Scan the entries below for the string "text" and copy every line where it turns up.

====== SOURCE RECORDS ======

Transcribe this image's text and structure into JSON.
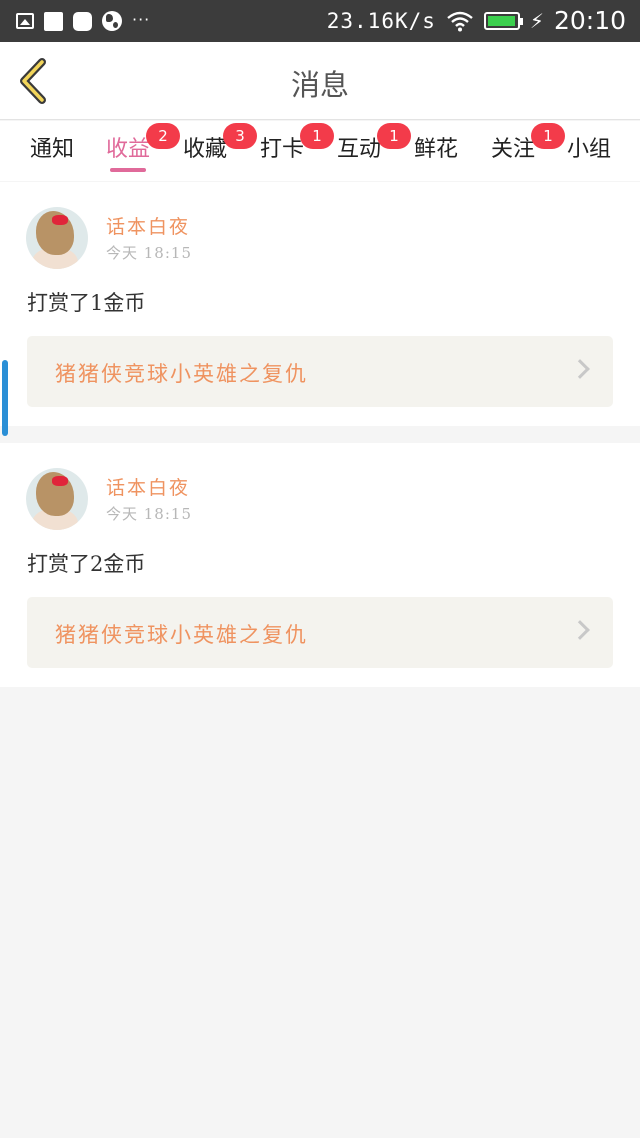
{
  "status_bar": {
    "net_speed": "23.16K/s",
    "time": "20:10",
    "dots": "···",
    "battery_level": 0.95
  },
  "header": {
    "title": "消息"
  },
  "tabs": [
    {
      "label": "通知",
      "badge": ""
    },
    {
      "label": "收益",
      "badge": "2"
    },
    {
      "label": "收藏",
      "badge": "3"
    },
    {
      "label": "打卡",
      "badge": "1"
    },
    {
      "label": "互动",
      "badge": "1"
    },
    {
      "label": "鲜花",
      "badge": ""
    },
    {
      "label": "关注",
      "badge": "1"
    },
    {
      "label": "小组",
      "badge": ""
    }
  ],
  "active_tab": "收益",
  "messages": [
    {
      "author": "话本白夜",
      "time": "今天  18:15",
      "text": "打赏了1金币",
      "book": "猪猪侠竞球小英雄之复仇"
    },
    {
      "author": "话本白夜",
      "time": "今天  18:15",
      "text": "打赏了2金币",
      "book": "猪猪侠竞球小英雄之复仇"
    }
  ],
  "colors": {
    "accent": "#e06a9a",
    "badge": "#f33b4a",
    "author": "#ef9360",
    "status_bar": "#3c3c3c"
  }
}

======

▶ **FINISHED TASK**
Transcribe this image's text and structure into JSON.
      "text": "打赏了1金币",
      "text": "打赏了2金币",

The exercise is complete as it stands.